Now here is a funny story that has caused me to think some.
Right in my driveway, the starter of our van stopped working. My neighbour, who is an expert electrician and who worked for GE for 22 years, said, “Let’s take it apart and we’ll see what’s wrong. I can probably save you 150 dollars or more. After all, it isn’t cheap to get this fixed yourself.”
Bill was right. It would cost me 50.00 dollars just to tow the van to the mechanic’s. After that, it would likely cost another 150 to 250 dollars in labor and parts to “fix” the thing. Bill was a nice guy. I would take a look at it. I felt kind of good. This would “work out” just fine.
Bill helped me to jack up the van and get the starter disconnected from the van. I was grateful for Bill’s help. He really knew what he was doing. Because of his own confidence and knowledge in the matter, I was influenced to “keep on going” … it would all work out (apart from his help, I’m not sure if I would have ventured to do this, although I have done some electro-mechanical work on occasion). Soon, with Bill’s help, I had the starter off.
We looked at it, and, sure enough, the only problem with the starter was that it needed two new electrical brushes that make contact with the motor armature — the part that turns.
“You’re lucky!” Bill exclaimed. “It’s not the armature! That would have cost you a bundle! It looks like you only need two new brushes.”
I felt relieved, and grateful that Bill had helped me out. Who wanted to spend needless money?
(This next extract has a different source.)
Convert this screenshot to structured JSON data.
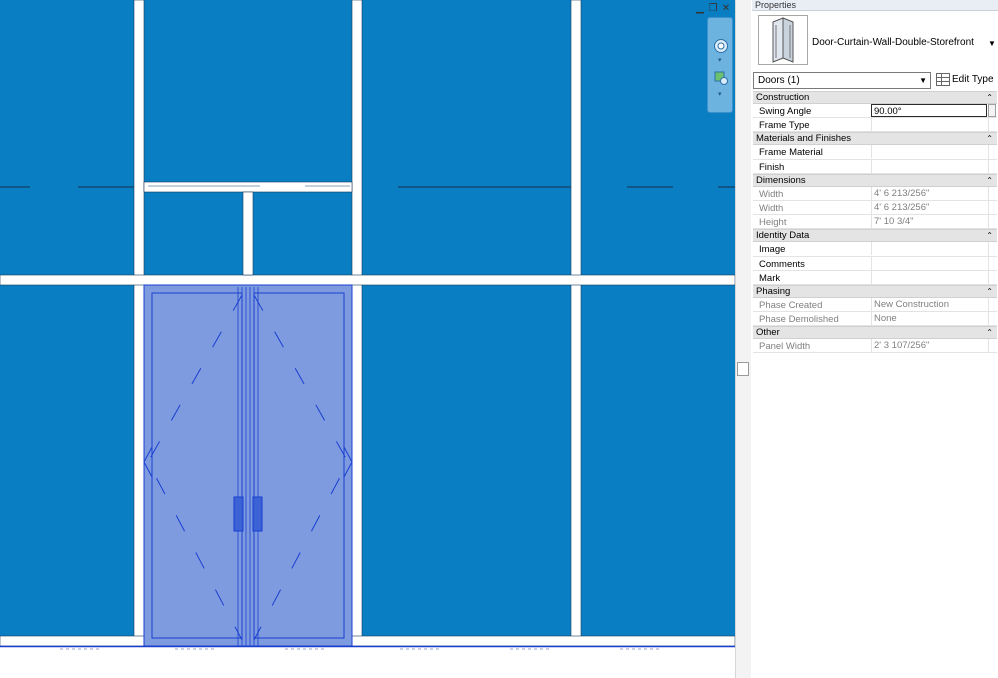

With Bill’s help, I would save perhaps 200 dollars or more! I was proud. Money was everything.
The next day, I was able to get the new part that was needed — a small assembly containing the two new brushes. It cost me the great sum of $5.00 Canadian (about $3.50 US). Was I smiling! Five bucks to fix that motor! I was laughing …
I got back home and just “couldn’t wait” to get the two new brushes installed. Soon, I had the thing back together. I applied some electricity before connecting it up to the engine, just to “make sure” that everything would work out okay. “Zap”, the spark went. Hum. It didn’t seem to work.
I was kind of scared that something was wrong, so, instead of keeping the electricity applied (and risk burning something inside), I decided to open the motor back up again. I guess at that point I should have realized that “something was wrong … the guy to contact is … Bill (next door)!” But Bill was out, having just left for his music lessons. He wouldn’t be back for perhaps and hour or two, and I “just couldn’t wait.”
I took the motor apart again, and looked at everything carefully.
“Phew,” I thought to myself. “Nothing is burned. It looks okay. I guess I had just better put that thing back together again and see if it works.” This time, however, I forgot to insert a very small piece of metal that separates the critical copper winding of the armature from the rest of the assembly. I didn’t notice.
Soon, I applied the electricity again.
“Zoom!” went the motor. “Wow, that thing is flying!” I said to myself. “She looks like she’s really working fine, now! Great! I’m on the r-i-g-h-t track!” I thought to myself proudly. But I was wrong. Something was d-r-a-s-t-i-c-a-l-l-y wrong! Everytime the motor went “zoom”, the precious copper winding of the armature (the expensive part, that Bill said I was “lucky” wasn’t damaged) was being ground away to dust!
I didn’t realize anything was wrong, until I glanced down and noticed the small metal separator — the part that was supposed to be inside the motor — lying there where it shouldn’t have been! I thought to myself, “Oh no! Quickly, I’ve got to open this thing up and see if it’s okay!” I thought it was. After all, it had sounded so “good” when is was “zooming”. But I was wrong. Dead wrong.
I opened it up and the once “very good” armature was all broken apart — no longer usable and “toast” as far as any future productivity was concerned. It would have to be scrapped.
“I wonder if the Lord is somehow speaking to me through this,” I thought to myself, “that money isn’t everything.”
I have since ordered a brand new armature for about $60.00 (+ tax) and am not worried about it. This is the Lord’s business. But I do think he was trying to teach me a lesson. “Don’t be so proud about your accomplishments. They can turn to toast in a day … if you’re not careful!”